              contains only skip packages it will be omitted; if it contains a
              mix  of  skip  and  non-skip  packages, the presence of the skip
              packages will be shown using an ellipsis (’...’).

       /etc/debtree/endlist, ~/.debtree/endlist
              List of end packages. Packages included in this list  are  shown
              in  the  graph,  but  their  dependencies  will  not be shown. A
              diamond shape is used to indicate an end package; in the case of
              alternative dependencies, the package name will be shown between
              braces: ‘{...}’.

              Preferably only packages that  offer  a  functionality  that  is
              somewhat  distinct  from  its  reverse  dependencies  should  be
              included in this list. In some cases it may be necessary to also
              include  packages  because their dependency tree is just too big
              or complex.

       If a list is present under the HOME directory of the  user,  that  file
       will be used instead of the default file in /etc/debtree/.

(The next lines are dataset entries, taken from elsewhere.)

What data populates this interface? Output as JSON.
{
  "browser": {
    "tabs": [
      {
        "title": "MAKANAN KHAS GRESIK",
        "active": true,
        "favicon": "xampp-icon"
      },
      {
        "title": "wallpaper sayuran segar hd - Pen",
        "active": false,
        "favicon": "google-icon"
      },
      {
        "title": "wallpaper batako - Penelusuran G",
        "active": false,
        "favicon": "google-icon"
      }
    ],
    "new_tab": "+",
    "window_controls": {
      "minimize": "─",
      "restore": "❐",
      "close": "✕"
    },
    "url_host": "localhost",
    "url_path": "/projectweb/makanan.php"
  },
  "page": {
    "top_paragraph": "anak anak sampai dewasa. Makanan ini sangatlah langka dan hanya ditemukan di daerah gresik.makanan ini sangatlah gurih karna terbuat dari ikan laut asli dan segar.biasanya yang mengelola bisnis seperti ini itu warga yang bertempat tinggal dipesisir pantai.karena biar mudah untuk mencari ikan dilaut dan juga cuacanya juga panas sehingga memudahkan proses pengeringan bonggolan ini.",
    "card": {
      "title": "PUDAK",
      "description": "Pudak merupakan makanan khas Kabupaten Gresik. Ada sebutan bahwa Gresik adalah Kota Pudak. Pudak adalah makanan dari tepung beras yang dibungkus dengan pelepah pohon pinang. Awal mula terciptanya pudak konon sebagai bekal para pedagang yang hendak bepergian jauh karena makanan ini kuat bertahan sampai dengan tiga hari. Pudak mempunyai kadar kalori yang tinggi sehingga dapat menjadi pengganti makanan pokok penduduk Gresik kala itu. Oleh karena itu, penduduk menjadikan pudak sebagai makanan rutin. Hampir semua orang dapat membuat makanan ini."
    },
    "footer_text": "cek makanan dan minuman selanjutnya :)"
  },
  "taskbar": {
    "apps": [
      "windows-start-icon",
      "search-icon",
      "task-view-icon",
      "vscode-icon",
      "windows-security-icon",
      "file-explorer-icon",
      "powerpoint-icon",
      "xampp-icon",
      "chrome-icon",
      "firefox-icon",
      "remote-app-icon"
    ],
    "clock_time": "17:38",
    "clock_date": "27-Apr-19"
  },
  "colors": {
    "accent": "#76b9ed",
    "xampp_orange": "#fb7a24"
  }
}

       See also the options --no-skip, --show-all and --max-depth.


       Below  are  some  basic usage examples for debtree.  For more extensive
       examples of graphs and additional information, please see  the  debtree
       website: htpp://

       $ debtree dpkg >
              Generate  the  dependency  graph  for  package dpkg and save the
              output to a file ‘’.

       $ dot -Tsvg -o dpkg.svg
              Use dot(1) to generate an SVG image from the ‘.dot’ file.

       $ debtree dpkg | dot -Tpng >dpkg.png
              Generate the dependency graph for package dpkg as PNG image  and
              save the resulting output to a file.

       $ debtree -b dpkg | dot -Tps | kghostview - &
              Generate   the  build  dependency  graph  for  package  dpkg  in
              postscript format and view the result using KDE’s kghostview(1).


       dot(1).  prune(1).  gvpr(1).


       Frans Pop <>.